In Thursday's podcast we spoke with Bloomberg Intelligence's Chief US Economist Carl Riccadonna who, when asked whether the US may be facing a recession as early as next year, said "I heartily disagree" and believed that this already record-long economic expansion has "several more years" left.
"I think that this economic cycle is on track to potentially be a record-long economic cycle. I'm not seeing the characteristics, in my opinion, that are consistent with late-cycle economic developments and a couple of those characteristics are the following: first of all, interest rates are extremely low.
Normally, as we get late into a cycle, interest rates are not only high but they are close to the pace of growth in the economy.

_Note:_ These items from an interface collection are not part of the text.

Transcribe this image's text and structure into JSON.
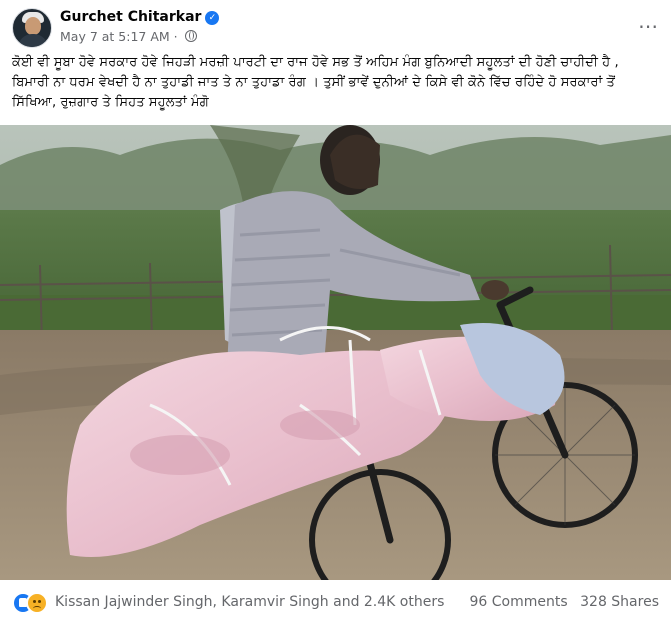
{
  "post": {
    "author": "Gurchet Chitarkar",
    "timestamp": "May 7 at 5:17 AM",
    "meta_separator": "·",
    "more_icon": "⋯",
    "caption": "ਕੋਈ ਵੀ ਸੂਬਾ ਹੋਵੇ ਸਰਕਾਰ ਹੋਵੇ ਜਿਹੜੀ ਮਰਜ਼ੀ ਪਾਰਟੀ ਦਾ ਰਾਜ ਹੋਵੇ ਸਭ ਤੋਂ ਅਹਿਮ ਮੰਗ ਬੁਨਿਆਦੀ ਸਹੂਲਤਾਂ ਦੀ ਹੋਣੀ ਚਾਹੀਦੀ ਹੈ , ਬਿਮਾਰੀ ਨਾ ਧਰਮ ਵੇਖਦੀ ਹੈ ਨਾ ਤੁਹਾਡੀ ਜਾਤ ਤੇ ਨਾ ਤੁਹਾਡਾ ਰੰਗ । ਤੁਸੀਂ ਭਾਵੇਂ ਦੁਨੀਆਂ ਦੇ ਕਿਸੇ ਵੀ ਕੋਨੇ ਵਿੱਚ ਰਹਿੰਦੇ ਹੋ ਸਰਕਾਰਾਂ ਤੋਂ ਸਿੱਖਿਆ, ਰੁਜ਼ਗਾਰ ਤੇ ਸਿਹਤ ਸਹੂਲਤਾਂ ਮੰਗੋ"
  },
  "footer": {
    "reaction_names": "Kissan Jajwinder Singh, Karamvir Singh and 2.4K others",
    "comments": "96 Comments",
    "shares": "328 Shares"
  },
  "colors": {
    "accent": "#1877f2",
    "secondary_text": "#65676b"
  },
  "icons": {
    "verified": "verified-badge-icon",
    "audience": "globe-icon",
    "like": "like-reaction-icon",
    "sad": "sad-reaction-icon"
  }
}
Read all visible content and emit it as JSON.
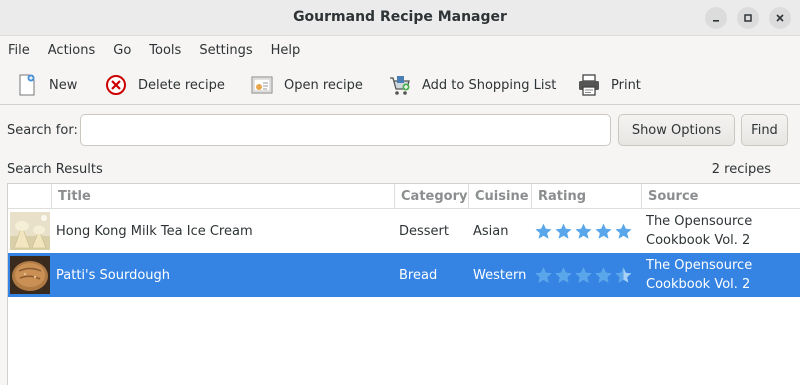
{
  "window": {
    "title": "Gourmand Recipe Manager"
  },
  "menu": [
    "File",
    "Actions",
    "Go",
    "Tools",
    "Settings",
    "Help"
  ],
  "toolbar": {
    "new_label": "New",
    "delete_label": "Delete recipe",
    "open_label": "Open recipe",
    "shopping_label": "Add to Shopping List",
    "print_label": "Print"
  },
  "search": {
    "label": "Search for:",
    "value": "",
    "show_options_label": "Show Options",
    "find_label": "Find"
  },
  "results": {
    "label": "Search Results",
    "count": "2 recipes",
    "columns": [
      "Title",
      "Category",
      "Cuisine",
      "Rating",
      "Source"
    ],
    "rows": [
      {
        "title": "Hong Kong Milk Tea Ice Cream",
        "category": "Dessert",
        "cuisine": "Asian",
        "rating": 5,
        "source_line1": "The Opensource",
        "source_line2": "Cookbook Vol. 2",
        "selected": false
      },
      {
        "title": "Patti's Sourdough",
        "category": "Bread",
        "cuisine": "Western",
        "rating": 4.5,
        "source_line1": "The Opensource",
        "source_line2": "Cookbook Vol. 2",
        "selected": true
      }
    ]
  },
  "colors": {
    "selection": "#3584e4",
    "star": "#5aa6ea",
    "star_empty": "#a9d0f5"
  }
}
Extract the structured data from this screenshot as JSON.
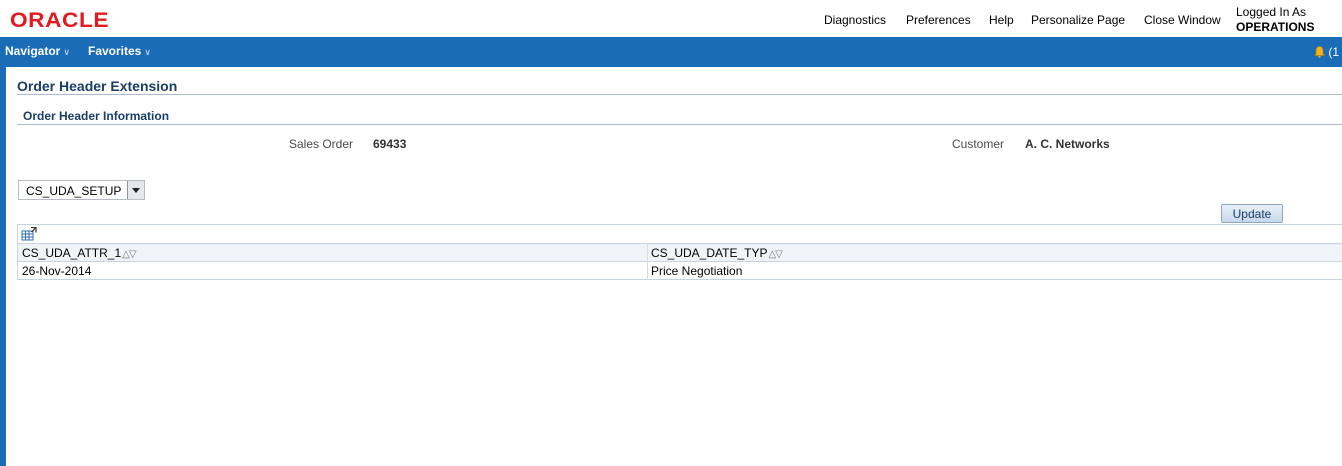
{
  "header": {
    "logo": "ORACLE",
    "links": [
      "Diagnostics",
      "Preferences",
      "Help",
      "Personalize Page",
      "Close Window"
    ],
    "logged_in_label": "Logged In As",
    "logged_in_user": "OPERATIONS"
  },
  "nav": {
    "items": [
      "Navigator",
      "Favorites"
    ],
    "notification_count": "(1"
  },
  "page": {
    "title": "Order Header Extension",
    "section_title": "Order Header Information",
    "sales_order_label": "Sales Order",
    "sales_order_value": "69433",
    "customer_label": "Customer",
    "customer_value": "A. C. Networks",
    "attribute_group_selected": "CS_UDA_SETUP",
    "update_label": "Update"
  },
  "table": {
    "columns": [
      "CS_UDA_ATTR_1",
      "CS_UDA_DATE_TYP"
    ],
    "rows": [
      [
        "26-Nov-2014",
        "Price Negotiation"
      ]
    ]
  },
  "colors": {
    "brand_red": "#e21a22",
    "nav_blue": "#1b6cb6",
    "title_blue": "#1a3e66"
  }
}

The Fed still has interest rates effectively at zero with the Fed funds rate at 0.37% as we speak so I'll say that's effectively zero and as we look at longer-term interest rates, the 10-year yield is at just 1.8%. So, I don't think interest rates are at a level that they can really slow down the economy.
Mind you, the Fed has to navigate this course very carefully because clumsy monetary policy could induce a recession but also as we look at other parts of the economy, business investment spending, that is typically one of the last engines to fire in an economic cycle has not yet arrived to the party—in fact, is has been contracting over the last couple of quarters.
And, finally, most importantly I would argue, is wage inflation. Typically, as wage pressures increase, the Fed gets nervous and becomes more aggressive with tightening monetary policy and that often reflects the last gasp of an economic cycle. And if there has been one thing that we have continually focused on over the last six years of this cycle is the fact that wages have been stagnant and there's very little wage pressure in the economy and that was largely due to the fact that the unemployment rate had remained elevated.
So, until we start to see the unemployment rate pushing below its neutral level, which is about 5%, and wage pressures accelerate, which in-and-of-itself will give a second wind to consumer spending, I think this cycle will continue to limp along at a trend-like pace in the vicinity of 2%. I think that we have several more years to this economic expansion."